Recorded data
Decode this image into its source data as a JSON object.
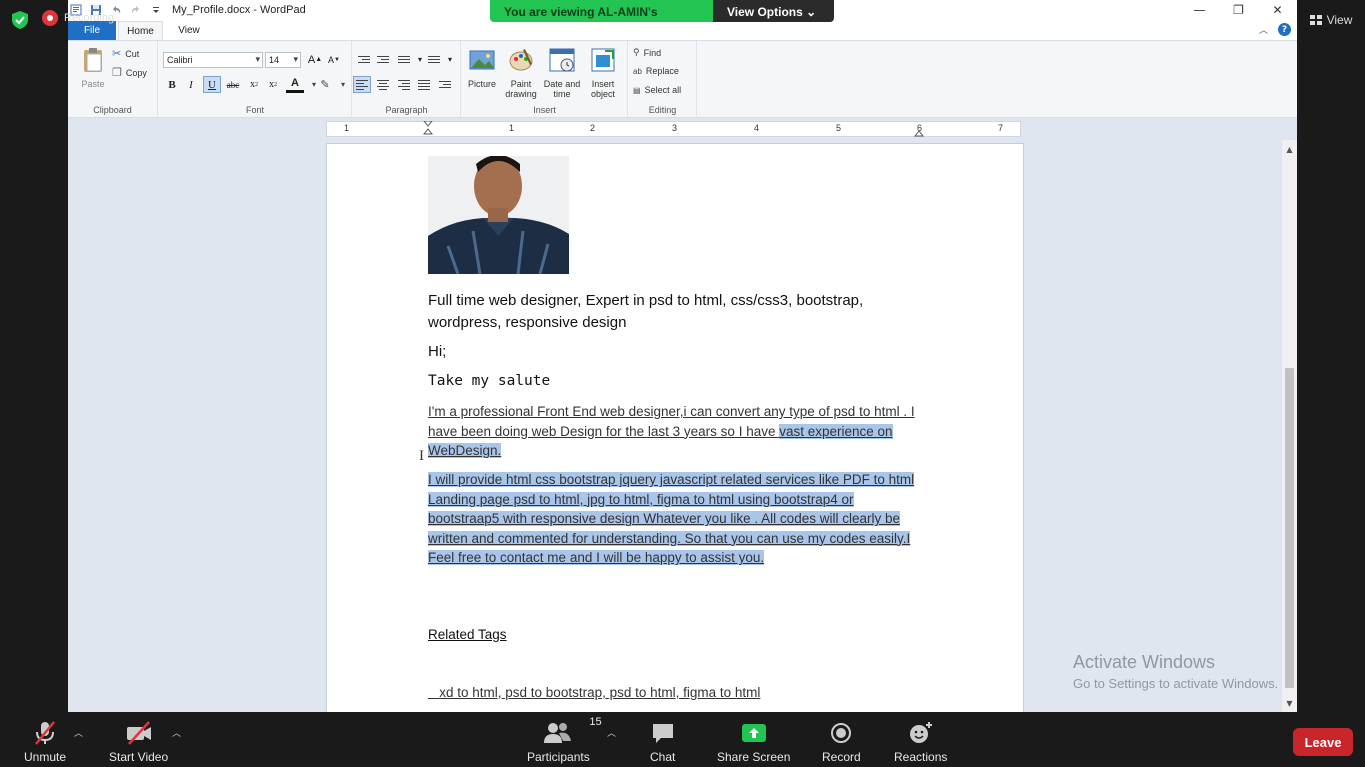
{
  "zoom": {
    "recording_label": "Recording",
    "view_label": "View",
    "banner_viewing": "You are viewing AL-AMIN's screen",
    "banner_options": "View Options",
    "toolbar": {
      "unmute": "Unmute",
      "start_video": "Start Video",
      "participants": "Participants",
      "participants_count": "15",
      "chat": "Chat",
      "share_screen": "Share Screen",
      "record": "Record",
      "reactions": "Reactions",
      "leave": "Leave"
    },
    "colors": {
      "share_green": "#23c552",
      "leave_red": "#c8262b"
    }
  },
  "wordpad": {
    "title": "My_Profile.docx - WordPad",
    "tabs": {
      "file": "File",
      "home": "Home",
      "view": "View"
    },
    "ribbon": {
      "clipboard": {
        "label": "Clipboard",
        "paste": "Paste",
        "cut": "Cut",
        "copy": "Copy"
      },
      "font": {
        "label": "Font",
        "family": "Calibri",
        "size": "14"
      },
      "paragraph": {
        "label": "Paragraph"
      },
      "insert": {
        "label": "Insert",
        "picture": "Picture",
        "paint_drawing": "Paint drawing",
        "date_time": "Date and time",
        "insert_object": "Insert object"
      },
      "editing": {
        "label": "Editing",
        "find": "Find",
        "replace": "Replace",
        "select_all": "Select all"
      }
    },
    "ruler_numbers": [
      "1",
      "1",
      "2",
      "3",
      "4",
      "5",
      "6",
      "7"
    ],
    "document": {
      "headline": "Full time web designer, Expert in psd to html, css/css3, bootstrap, wordpress, responsive design",
      "hi": "Hi;",
      "salute": "Take my salute",
      "para1_normal": "I'm a professional Front End web designer,i can convert any type of psd to html . I have been doing web Design for the last 3 years so I have ",
      "para1_highlight": "vast experience on WebDesign.",
      "para2": "I will provide html css bootstrap jquery javascript related services like PDF to html Landing page psd to html, jpg to html, figma to html using bootstrap4 or bootstraap5 with responsive design Whatever you like . All codes will clearly be written and commented for understanding. So that you can use my codes easily.I Feel free to contact me and I will be happy to assist you.",
      "related_tags": "Related Tags",
      "tags": "   xd to html, psd to bootstrap, psd to html, figma to html"
    }
  },
  "watermark": {
    "line1": "Activate Windows",
    "line2": "Go to Settings to activate Windows."
  }
}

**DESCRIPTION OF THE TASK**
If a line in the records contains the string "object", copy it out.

**RESULT**
Decode this image into its source data as a JSON object.
        "insert_object": "Insert object"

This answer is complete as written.